Problem description: In the records that follow, find each line containing "artist" and copy it.

[Items from an interface collection]
■ ■ ■ ■ ■

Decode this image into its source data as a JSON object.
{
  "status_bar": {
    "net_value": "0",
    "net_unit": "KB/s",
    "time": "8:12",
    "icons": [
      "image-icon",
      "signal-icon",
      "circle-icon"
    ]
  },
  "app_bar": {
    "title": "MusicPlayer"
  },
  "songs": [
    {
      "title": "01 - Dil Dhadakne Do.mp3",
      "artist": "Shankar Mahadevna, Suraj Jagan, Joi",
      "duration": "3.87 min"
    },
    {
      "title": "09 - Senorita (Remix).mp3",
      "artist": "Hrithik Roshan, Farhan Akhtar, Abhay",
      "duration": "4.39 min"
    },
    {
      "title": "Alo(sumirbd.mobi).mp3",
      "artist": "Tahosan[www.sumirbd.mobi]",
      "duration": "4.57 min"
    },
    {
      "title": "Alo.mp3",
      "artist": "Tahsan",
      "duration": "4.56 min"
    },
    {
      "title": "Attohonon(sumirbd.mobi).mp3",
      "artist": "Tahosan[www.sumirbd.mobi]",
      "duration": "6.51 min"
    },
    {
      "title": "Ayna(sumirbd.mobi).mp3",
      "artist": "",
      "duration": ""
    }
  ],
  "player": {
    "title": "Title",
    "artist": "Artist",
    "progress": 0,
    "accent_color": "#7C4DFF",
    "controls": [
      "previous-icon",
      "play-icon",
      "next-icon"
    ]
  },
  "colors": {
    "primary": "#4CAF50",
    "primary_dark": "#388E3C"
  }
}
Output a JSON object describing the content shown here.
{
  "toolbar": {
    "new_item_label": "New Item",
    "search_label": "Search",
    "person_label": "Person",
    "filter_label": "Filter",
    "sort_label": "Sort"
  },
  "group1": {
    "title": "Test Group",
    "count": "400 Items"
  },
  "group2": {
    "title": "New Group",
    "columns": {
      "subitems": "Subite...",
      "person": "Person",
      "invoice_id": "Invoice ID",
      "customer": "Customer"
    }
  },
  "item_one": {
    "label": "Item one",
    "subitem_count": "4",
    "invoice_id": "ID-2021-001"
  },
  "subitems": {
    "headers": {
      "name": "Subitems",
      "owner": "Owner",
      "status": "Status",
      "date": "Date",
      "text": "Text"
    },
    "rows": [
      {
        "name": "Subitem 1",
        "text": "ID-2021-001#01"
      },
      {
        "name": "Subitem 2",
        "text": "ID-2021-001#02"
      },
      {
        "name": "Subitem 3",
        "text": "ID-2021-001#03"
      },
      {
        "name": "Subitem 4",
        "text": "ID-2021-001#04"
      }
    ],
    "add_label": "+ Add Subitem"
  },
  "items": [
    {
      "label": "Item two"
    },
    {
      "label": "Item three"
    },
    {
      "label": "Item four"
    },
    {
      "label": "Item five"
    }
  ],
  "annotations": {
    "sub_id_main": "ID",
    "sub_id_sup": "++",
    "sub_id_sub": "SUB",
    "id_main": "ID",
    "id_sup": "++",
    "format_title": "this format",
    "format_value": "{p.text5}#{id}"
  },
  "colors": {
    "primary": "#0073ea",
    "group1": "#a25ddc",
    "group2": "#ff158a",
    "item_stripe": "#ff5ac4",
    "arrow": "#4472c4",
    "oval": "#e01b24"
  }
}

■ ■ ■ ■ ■

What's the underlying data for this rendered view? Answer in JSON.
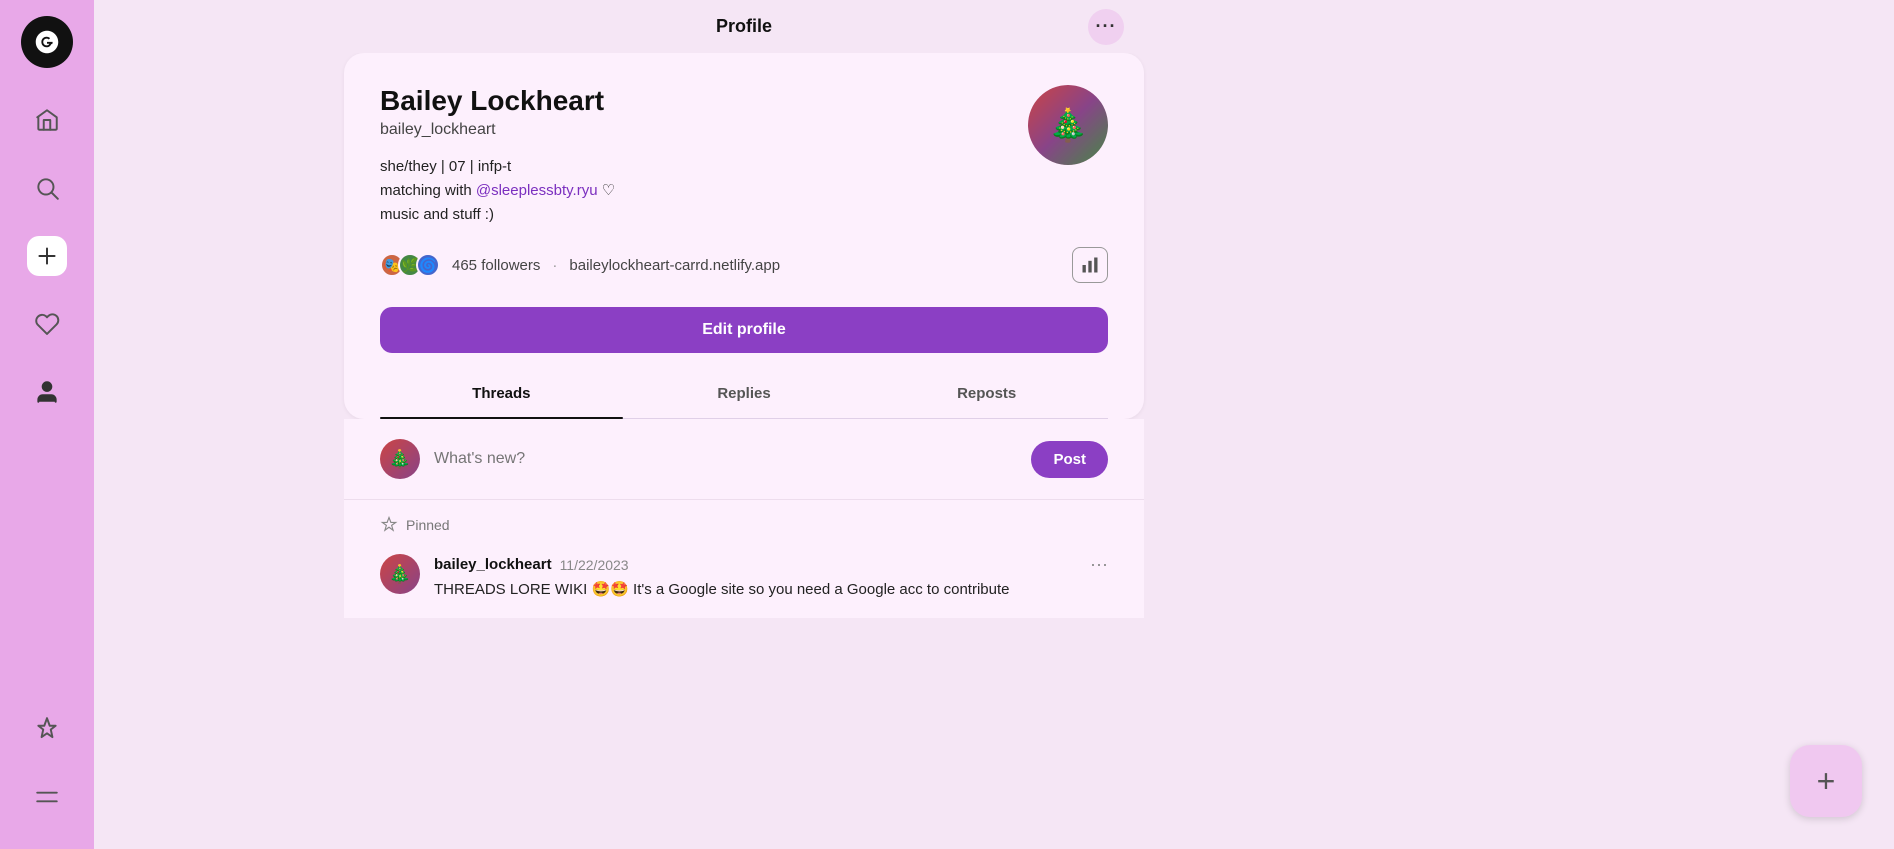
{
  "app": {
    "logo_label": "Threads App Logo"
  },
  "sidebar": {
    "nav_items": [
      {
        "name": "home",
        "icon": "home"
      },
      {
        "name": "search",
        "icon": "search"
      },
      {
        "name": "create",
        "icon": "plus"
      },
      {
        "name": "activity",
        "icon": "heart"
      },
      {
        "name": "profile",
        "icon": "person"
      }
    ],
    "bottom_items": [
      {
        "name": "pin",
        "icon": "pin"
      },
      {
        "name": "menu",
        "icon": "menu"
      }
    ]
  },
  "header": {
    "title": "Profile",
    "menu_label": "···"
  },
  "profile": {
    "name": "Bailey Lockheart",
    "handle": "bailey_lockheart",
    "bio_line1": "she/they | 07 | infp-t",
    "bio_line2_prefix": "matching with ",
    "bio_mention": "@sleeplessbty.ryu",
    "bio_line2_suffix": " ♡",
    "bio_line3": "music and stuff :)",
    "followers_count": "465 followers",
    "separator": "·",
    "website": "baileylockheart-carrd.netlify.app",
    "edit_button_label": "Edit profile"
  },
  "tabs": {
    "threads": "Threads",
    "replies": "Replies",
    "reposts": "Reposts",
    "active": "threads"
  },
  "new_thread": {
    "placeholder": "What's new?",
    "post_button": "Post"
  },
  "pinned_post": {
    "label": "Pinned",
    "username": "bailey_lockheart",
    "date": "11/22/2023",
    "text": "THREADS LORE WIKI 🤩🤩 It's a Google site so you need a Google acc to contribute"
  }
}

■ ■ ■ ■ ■

Response to this task:
      "artist": "Shankar Mahadevna, Suraj Jagan, Joi",
      "artist": "Hrithik Roshan, Farhan Akhtar, Abhay",
      "artist": "Tahosan[www.sumirbd.mobi]",
      "artist": "Tahsan",
      "artist": "Tahosan[www.sumirbd.mobi]",
      "artist": "",
    "artist": "Artist",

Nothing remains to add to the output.